A fast, undetectable sea-going vessel with a large carrying capacity means the Soviet military could quickly transport cargoes over long distances undetected. In an event of war, an ekranoplan could surprise the enemy by its rapid and inconspicuous movements before unloading an amphibious attack. Warships like aircraft carriers and land-based targets were also vulnerable to the quick Lun-class missile attacks.

Ekranoplans are a potent addition to military assets, but that doesn’t mean they are invincible.


You might be wondering why ekranoplans worked best at sea. Because the bodies of water provide an even surface for any ground effect vehicles to skim. Ekranoplans aren’t ideal for land operation as the ground could have lumps and bumps. And now that we are talking about sea operations, ekranoplans could only “fly” during fair weather. This made them restricted to specific seasons, and yes, one must be careful when you use them on open seas. These monsters are also gas guzzlers. As it turns out, flying in the stratosphere takes less fuel than maintaining a low altitude. Because of fuel concerns, range is limited for the ekranoplans.

Flying these monsters is no joke either. The KM, the ekranoplan that alarmed the West was lost in an uneventful pilot error (thankfully, no one died there).

In combat, they are fast, but not fast enough to fight off warplanes. Their low altitude and poor maneuverability made them a good target for fighter jets.

The Lun-class in its present condition.

The Lun-class in its present condition.

Future Use

Like some of the Soviet wondrous technologies like the space shuttle Buran, the ekranoplan program in the military came to a halt. The Soviet Union collapsed in 1991, and the remaining ekranoplans ended up in several locations. The Lun-class monster now sits in Kaspiysk. The Orlyonok can still be seen in a Russian Navy museum.
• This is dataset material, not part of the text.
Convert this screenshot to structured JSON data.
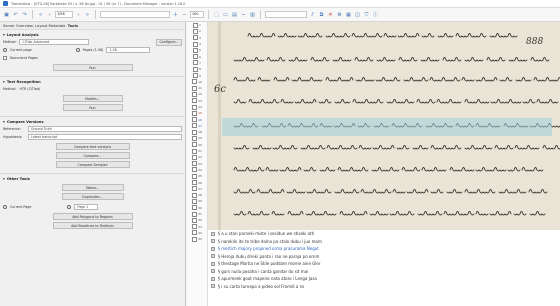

However, there are plans to resurrect the program, as other countries also explored the idea for civil transport. In fact, in Russia, non-military ekranoplans are under development.


1. Liang Yun; Alan Bliault; Johnny Doo (3 December 2009) "WIG Craft and Ekranoplan: Ground Effect Craft Technology". Springer Science & Business Media

2. Komissarov, Sergey (2002). "Russia's Ekranoplans:The Caspian Sea Monster and other WiG Craft". Hinkley: Midland Publishing

3. Komissarov, Sergey and Yefim Gordon (2010)."Soviet and Russian Ekranoplans. Hersham, UK: Ian Allan Publishing".


Mamerto Adan (author) from Cabuyao on April 10, 2020:

Well suny, that's probably their battle doctrine. Bigger is better, but that proved to be their undoing also.

Suny Ag from Australia/India on April 09, 2020:

I have visited Russia back in 80s. The only drawback I found in their work was that they make bigger than necessary and too heavy. Probably they used pig-iron in place of iron/steel.